◆ **What you need to do**: The answer must be every line of the records below that contains the word "JSON".

== Task inputs ==

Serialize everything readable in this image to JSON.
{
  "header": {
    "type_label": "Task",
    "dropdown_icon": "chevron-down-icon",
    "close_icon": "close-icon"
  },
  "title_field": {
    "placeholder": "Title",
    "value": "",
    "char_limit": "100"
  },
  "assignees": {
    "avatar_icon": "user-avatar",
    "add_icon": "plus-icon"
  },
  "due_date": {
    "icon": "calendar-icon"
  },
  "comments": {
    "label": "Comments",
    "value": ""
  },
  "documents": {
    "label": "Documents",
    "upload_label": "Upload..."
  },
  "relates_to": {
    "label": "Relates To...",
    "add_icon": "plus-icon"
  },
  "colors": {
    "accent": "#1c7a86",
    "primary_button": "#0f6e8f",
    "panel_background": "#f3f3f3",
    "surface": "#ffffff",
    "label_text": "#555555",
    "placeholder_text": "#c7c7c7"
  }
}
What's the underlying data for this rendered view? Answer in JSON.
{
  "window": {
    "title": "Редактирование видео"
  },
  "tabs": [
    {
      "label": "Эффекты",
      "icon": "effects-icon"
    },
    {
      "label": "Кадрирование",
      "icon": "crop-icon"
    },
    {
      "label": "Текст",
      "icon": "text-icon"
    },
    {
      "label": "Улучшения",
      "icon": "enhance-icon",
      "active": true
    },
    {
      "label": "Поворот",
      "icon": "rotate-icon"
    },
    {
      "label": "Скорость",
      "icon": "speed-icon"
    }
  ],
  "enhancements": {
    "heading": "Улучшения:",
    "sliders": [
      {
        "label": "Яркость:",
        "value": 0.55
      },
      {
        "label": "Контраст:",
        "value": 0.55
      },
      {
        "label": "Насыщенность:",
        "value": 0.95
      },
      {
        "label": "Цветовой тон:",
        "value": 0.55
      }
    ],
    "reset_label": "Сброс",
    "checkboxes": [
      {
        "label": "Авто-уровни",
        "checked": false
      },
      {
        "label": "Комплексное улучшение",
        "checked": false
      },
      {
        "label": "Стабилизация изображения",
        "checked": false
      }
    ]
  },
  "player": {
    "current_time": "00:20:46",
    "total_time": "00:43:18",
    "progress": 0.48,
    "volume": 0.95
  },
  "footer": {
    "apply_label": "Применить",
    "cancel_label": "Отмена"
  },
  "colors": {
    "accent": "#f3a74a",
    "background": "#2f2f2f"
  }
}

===

◆ **Response box**:
Serialize everything readable in this image to JSON.
What's the underlying data for this rendered view? Answer in JSON.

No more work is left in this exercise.